» Source records
──────────

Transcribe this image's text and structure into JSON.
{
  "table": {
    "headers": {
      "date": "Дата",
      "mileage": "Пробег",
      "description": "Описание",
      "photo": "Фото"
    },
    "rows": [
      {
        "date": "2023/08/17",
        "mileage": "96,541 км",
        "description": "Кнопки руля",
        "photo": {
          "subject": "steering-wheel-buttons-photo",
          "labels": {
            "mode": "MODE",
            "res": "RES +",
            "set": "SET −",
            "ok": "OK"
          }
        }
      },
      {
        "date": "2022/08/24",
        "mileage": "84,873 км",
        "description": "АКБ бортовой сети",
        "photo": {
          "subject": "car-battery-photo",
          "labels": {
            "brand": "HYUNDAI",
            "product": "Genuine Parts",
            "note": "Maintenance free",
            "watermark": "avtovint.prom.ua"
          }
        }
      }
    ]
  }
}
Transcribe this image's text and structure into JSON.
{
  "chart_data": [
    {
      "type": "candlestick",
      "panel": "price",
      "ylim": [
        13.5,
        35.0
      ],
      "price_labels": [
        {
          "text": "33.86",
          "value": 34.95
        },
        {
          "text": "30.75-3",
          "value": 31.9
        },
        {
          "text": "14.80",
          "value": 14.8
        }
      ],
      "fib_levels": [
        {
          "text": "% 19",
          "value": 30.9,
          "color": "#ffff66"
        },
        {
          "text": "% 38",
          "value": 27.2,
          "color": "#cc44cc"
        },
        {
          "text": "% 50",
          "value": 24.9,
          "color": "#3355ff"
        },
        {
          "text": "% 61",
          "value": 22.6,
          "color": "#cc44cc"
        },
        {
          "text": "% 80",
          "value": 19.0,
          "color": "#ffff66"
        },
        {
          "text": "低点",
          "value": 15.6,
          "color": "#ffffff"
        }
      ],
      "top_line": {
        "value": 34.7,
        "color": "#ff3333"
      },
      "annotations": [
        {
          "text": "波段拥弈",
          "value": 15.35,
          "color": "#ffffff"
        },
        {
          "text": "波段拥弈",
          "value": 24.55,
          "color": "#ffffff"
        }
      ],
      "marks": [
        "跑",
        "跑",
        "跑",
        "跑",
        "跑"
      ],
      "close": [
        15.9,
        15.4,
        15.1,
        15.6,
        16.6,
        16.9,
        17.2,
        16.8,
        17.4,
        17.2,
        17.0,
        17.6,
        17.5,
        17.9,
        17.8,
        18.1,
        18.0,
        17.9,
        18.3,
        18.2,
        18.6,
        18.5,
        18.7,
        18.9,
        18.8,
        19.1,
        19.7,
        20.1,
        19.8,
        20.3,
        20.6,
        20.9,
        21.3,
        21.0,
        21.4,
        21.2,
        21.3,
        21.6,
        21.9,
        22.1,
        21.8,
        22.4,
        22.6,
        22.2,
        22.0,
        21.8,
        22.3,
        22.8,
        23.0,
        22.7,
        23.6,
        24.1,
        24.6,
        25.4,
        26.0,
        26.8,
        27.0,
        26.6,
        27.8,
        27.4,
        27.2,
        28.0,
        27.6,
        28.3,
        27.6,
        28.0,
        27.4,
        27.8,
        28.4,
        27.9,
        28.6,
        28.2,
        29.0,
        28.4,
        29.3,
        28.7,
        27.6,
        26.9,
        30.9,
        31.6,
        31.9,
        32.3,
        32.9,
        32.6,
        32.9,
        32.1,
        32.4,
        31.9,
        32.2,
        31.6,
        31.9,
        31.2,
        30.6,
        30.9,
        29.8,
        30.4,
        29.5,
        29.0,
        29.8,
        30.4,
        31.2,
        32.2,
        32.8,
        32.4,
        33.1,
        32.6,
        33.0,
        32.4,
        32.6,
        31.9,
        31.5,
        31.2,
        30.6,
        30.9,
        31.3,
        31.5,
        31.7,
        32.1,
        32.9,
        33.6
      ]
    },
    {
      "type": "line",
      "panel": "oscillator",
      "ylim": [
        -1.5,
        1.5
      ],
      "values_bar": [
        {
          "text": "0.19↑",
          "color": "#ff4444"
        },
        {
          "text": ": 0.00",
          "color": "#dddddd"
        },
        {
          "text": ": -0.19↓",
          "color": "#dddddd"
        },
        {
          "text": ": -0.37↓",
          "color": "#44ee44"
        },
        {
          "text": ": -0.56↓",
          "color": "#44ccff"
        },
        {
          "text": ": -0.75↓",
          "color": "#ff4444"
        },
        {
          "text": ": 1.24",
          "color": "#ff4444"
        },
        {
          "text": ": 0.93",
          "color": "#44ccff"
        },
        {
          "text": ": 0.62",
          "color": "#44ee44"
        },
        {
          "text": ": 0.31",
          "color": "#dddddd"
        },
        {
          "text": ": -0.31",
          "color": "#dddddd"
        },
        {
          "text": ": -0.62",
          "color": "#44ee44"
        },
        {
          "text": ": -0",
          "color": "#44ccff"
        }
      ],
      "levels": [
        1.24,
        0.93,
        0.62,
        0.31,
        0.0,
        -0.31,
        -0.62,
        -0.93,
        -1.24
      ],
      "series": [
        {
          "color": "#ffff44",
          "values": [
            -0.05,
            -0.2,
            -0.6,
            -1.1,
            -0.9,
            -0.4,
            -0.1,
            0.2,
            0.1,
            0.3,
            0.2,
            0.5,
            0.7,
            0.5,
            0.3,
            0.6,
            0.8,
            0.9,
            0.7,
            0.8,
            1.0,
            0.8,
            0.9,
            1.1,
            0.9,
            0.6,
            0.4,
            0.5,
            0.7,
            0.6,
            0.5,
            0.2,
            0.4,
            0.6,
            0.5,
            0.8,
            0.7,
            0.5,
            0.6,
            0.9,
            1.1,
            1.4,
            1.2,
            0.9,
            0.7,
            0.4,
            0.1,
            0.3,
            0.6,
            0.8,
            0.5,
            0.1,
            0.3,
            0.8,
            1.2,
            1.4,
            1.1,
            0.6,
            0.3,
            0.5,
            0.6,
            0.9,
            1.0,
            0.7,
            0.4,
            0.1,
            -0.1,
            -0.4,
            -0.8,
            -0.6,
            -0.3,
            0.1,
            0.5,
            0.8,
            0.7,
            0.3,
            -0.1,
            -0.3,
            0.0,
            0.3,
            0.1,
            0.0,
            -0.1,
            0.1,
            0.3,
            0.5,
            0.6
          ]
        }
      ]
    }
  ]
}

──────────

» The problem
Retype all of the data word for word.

» Answer box
Transcribe this image's text and structure into JSON.
{
  "table": {
    "headers": {
      "date": "Дата",
      "mileage": "Пробег",
      "description": "Описание",
      "photo": "Фото"
    },
    "rows": [
      {
        "date": "2023/08/17",
        "mileage": "96,541 км",
        "description": "Кнопки руля",
        "photo": {
          "subject": "steering-wheel-buttons-photo",
          "labels": {
            "mode": "MODE",
            "res": "RES +",
            "set": "SET −",
            "ok": "OK"
          }
        }
      },
      {
        "date": "2022/08/24",
        "mileage": "84,873 км",
        "description": "АКБ бортовой сети",
        "photo": {
          "subject": "car-battery-photo",
          "labels": {
            "brand": "HYUNDAI",
            "product": "Genuine Parts",
            "note": "Maintenance free",
            "watermark": "avtovint.prom.ua"
          }
        }
      }
    ]
  }
}
Transcribe this image's text and structure into JSON.
{
  "chart_data": [
    {
      "type": "candlestick",
      "panel": "price",
      "ylim": [
        13.5,
        35.0
      ],
      "price_labels": [
        {
          "text": "33.86",
          "value": 34.95
        },
        {
          "text": "30.75-3",
          "value": 31.9
        },
        {
          "text": "14.80",
          "value": 14.8
        }
      ],
      "fib_levels": [
        {
          "text": "% 19",
          "value": 30.9,
          "color": "#ffff66"
        },
        {
          "text": "% 38",
          "value": 27.2,
          "color": "#cc44cc"
        },
        {
          "text": "% 50",
          "value": 24.9,
          "color": "#3355ff"
        },
        {
          "text": "% 61",
          "value": 22.6,
          "color": "#cc44cc"
        },
        {
          "text": "% 80",
          "value": 19.0,
          "color": "#ffff66"
        },
        {
          "text": "低点",
          "value": 15.6,
          "color": "#ffffff"
        }
      ],
      "top_line": {
        "value": 34.7,
        "color": "#ff3333"
      },
      "annotations": [
        {
          "text": "波段拥弈",
          "value": 15.35,
          "color": "#ffffff"
        },
        {
          "text": "波段拥弈",
          "value": 24.55,
          "color": "#ffffff"
        }
      ],
      "marks": [
        "跑",
        "跑",
        "跑",
        "跑",
        "跑"
      ],
      "close": [
        15.9,
        15.4,
        15.1,
        15.6,
        16.6,
        16.9,
        17.2,
        16.8,
        17.4,
        17.2,
        17.0,
        17.6,
        17.5,
        17.9,
        17.8,
        18.1,
        18.0,
        17.9,
        18.3,
        18.2,
        18.6,
        18.5,
        18.7,
        18.9,
        18.8,
        19.1,
        19.7,
        20.1,
        19.8,
        20.3,
        20.6,
        20.9,
        21.3,
        21.0,
        21.4,
        21.2,
        21.3,
        21.6,
        21.9,
        22.1,
        21.8,
        22.4,
        22.6,
        22.2,
        22.0,
        21.8,
        22.3,
        22.8,
        23.0,
        22.7,
        23.6,
        24.1,
        24.6,
        25.4,
        26.0,
        26.8,
        27.0,
        26.6,
        27.8,
        27.4,
        27.2,
        28.0,
        27.6,
        28.3,
        27.6,
        28.0,
        27.4,
        27.8,
        28.4,
        27.9,
        28.6,
        28.2,
        29.0,
        28.4,
        29.3,
        28.7,
        27.6,
        26.9,
        30.9,
        31.6,
        31.9,
        32.3,
        32.9,
        32.6,
        32.9,
        32.1,
        32.4,
        31.9,
        32.2,
        31.6,
        31.9,
        31.2,
        30.6,
        30.9,
        29.8,
        30.4,
        29.5,
        29.0,
        29.8,
        30.4,
        31.2,
        32.2,
        32.8,
        32.4,
        33.1,
        32.6,
        33.0,
        32.4,
        32.6,
        31.9,
        31.5,
        31.2,
        30.6,
        30.9,
        31.3,
        31.5,
        31.7,
        32.1,
        32.9,
        33.6
      ]
    },
    {
      "type": "line",
      "panel": "oscillator",
      "ylim": [
        -1.5,
        1.5
      ],
      "values_bar": [
        {
          "text": "0.19↑",
          "color": "#ff4444"
        },
        {
          "text": ": 0.00",
          "color": "#dddddd"
        },
        {
          "text": ": -0.19↓",
          "color": "#dddddd"
        },
        {
          "text": ": -0.37↓",
          "color": "#44ee44"
        },
        {
          "text": ": -0.56↓",
          "color": "#44ccff"
        },
        {
          "text": ": -0.75↓",
          "color": "#ff4444"
        },
        {
          "text": ": 1.24",
          "color": "#ff4444"
        },
        {
          "text": ": 0.93",
          "color": "#44ccff"
        },
        {
          "text": ": 0.62",
          "color": "#44ee44"
        },
        {
          "text": ": 0.31",
          "color": "#dddddd"
        },
        {
          "text": ": -0.31",
          "color": "#dddddd"
        },
        {
          "text": ": -0.62",
          "color": "#44ee44"
        },
        {
          "text": ": -0",
          "color": "#44ccff"
        }
      ],
      "levels": [
        1.24,
        0.93,
        0.62,
        0.31,
        0.0,
        -0.31,
        -0.62,
        -0.93,
        -1.24
      ],
      "series": [
        {
          "color": "#ffff44",
          "values": [
            -0.05,
            -0.2,
            -0.6,
            -1.1,
            -0.9,
            -0.4,
            -0.1,
            0.2,
            0.1,
            0.3,
            0.2,
            0.5,
            0.7,
            0.5,
            0.3,
            0.6,
            0.8,
            0.9,
            0.7,
            0.8,
            1.0,
            0.8,
            0.9,
            1.1,
            0.9,
            0.6,
            0.4,
            0.5,
            0.7,
            0.6,
            0.5,
            0.2,
            0.4,
            0.6,
            0.5,
            0.8,
            0.7,
            0.5,
            0.6,
            0.9,
            1.1,
            1.4,
            1.2,
            0.9,
            0.7,
            0.4,
            0.1,
            0.3,
            0.6,
            0.8,
            0.5,
            0.1,
            0.3,
            0.8,
            1.2,
            1.4,
            1.1,
            0.6,
            0.3,
            0.5,
            0.6,
            0.9,
            1.0,
            0.7,
            0.4,
            0.1,
            -0.1,
            -0.4,
            -0.8,
            -0.6,
            -0.3,
            0.1,
            0.5,
            0.8,
            0.7,
            0.3,
            -0.1,
            -0.3,
            0.0,
            0.3,
            0.1,
            0.0,
            -0.1,
            0.1,
            0.3,
            0.5,
            0.6
          ]
        }
      ]
    }
  ]
}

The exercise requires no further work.